With some 10 per cent of infants affected by eczema, skin issues are not uncommon among young children. Dr Lynn Chiam of Children and Adults Skin Hair and Laser Clinic shares more about some of the common skin issues that children in Singapore face and what to do if you suspect your child might have a skin condition.
Mummyfique: What are some of the warning signs that your child might have skin issues?
Dr Chiam: If your child has a rash on their body that constantly waxes and wanes, where there are periods when the skin appears normal and then a severe rash occurs, this may suggest that the rash is a chronic one. You should take notice if the rash gets worse with certain environmental triggers like heat and sweat.
Other warning signs include dry skin or any suggestions that your child has been scratching constantly. This includes scratch marks or darkening of the surrounding skin. Also be on the lookout for any forms of irritation or pain that can be suggested by poor feeding and sleep in young children.
If you spot yellowish crust or red, swollen patches, bring your child to see a doctor as soon as possible as this may indicate that he has a skin infection.
What are some common skin conditions that toddlers face in Singapore?
Atopic eczema typically presents itself as a red itchy rash that waxes and wanes, and it is usually triggered by environmental conditions such as heat and sweat.

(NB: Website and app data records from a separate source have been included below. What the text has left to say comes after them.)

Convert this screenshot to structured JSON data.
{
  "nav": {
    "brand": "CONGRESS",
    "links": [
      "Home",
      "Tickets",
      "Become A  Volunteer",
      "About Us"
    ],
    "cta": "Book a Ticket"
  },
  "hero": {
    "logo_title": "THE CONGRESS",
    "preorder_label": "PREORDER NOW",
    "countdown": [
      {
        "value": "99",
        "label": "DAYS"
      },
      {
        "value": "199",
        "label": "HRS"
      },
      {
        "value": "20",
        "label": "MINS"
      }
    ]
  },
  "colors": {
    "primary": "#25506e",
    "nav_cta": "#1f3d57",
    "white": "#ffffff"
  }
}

This condition is usually hereditary, where there is a family history of sensitive skin, nose and airways.
If your child has atopic eczema, it is important to moisturise regularly and to use a gentle soap, even when the skin appears normal. When the eczema flares up and the skin becomes red and itchy, your child will need to see a doctor who can prescribe some topical medicine to decrease the inflammation.
Common infections include impetigo, a bacterial infection of the skin, and viral infections such as molluscum contagiosum and warts. The former is treated with oral and/or topical antibiotics, while the latter is treated through freezing, pricking or applying topical creams.
Insect bite reactions
Many children get an exaggerated reaction to insect bites compared to adults. They may develop large tender swelling on their skin or even blisters from an insect bite. Using insect repellent is the best way to prevent it from occurring. Topical steroids and antibiotics are used to treat and limit the extent of the insect bite reaction.
Certain birthmarks like Mongolian spots are very common, especially among Asian babies. As they typically resolve when the child grows older, there is no need for any treatment in childhood. Infantile haemangioma (a collection of blood vessels that form a lump under the skin), if large enough to cause functional or cosmetic problems, can be treated with oral medicines and lasers. Port-wine stain is another birthmark that looks like a dark red patch on the skin. It should be treated early as it will become darker and thicker with age, and laser treatment is the most effective.
What should I do if I suspect that my child has developed a skin condition?
See a doctor to ascertain the diagnosis and get the appropriate treatment. Avoid bathing your child with hot water as this can make the condition worse. Over washing the skin is also not recommended. As chronic and frequent scratching and rubbing can worsen the skin, make your child wear gloves at night or cover the affected area with appropriate dressings to prevent your child from touching the affected skin.
Dr Lynn Chiam is an accredited dermatologist at Children and Adult Skin, Hair and Laser Clinic and a fellow of the Academy of Medicine (Dermatology), Singapore. She was also previously the head of the Singapore National Skin Centre paediatric dermatology centre and was actively involved in the setting up the Eczema Support Group, where is currently serves as the medical advisor.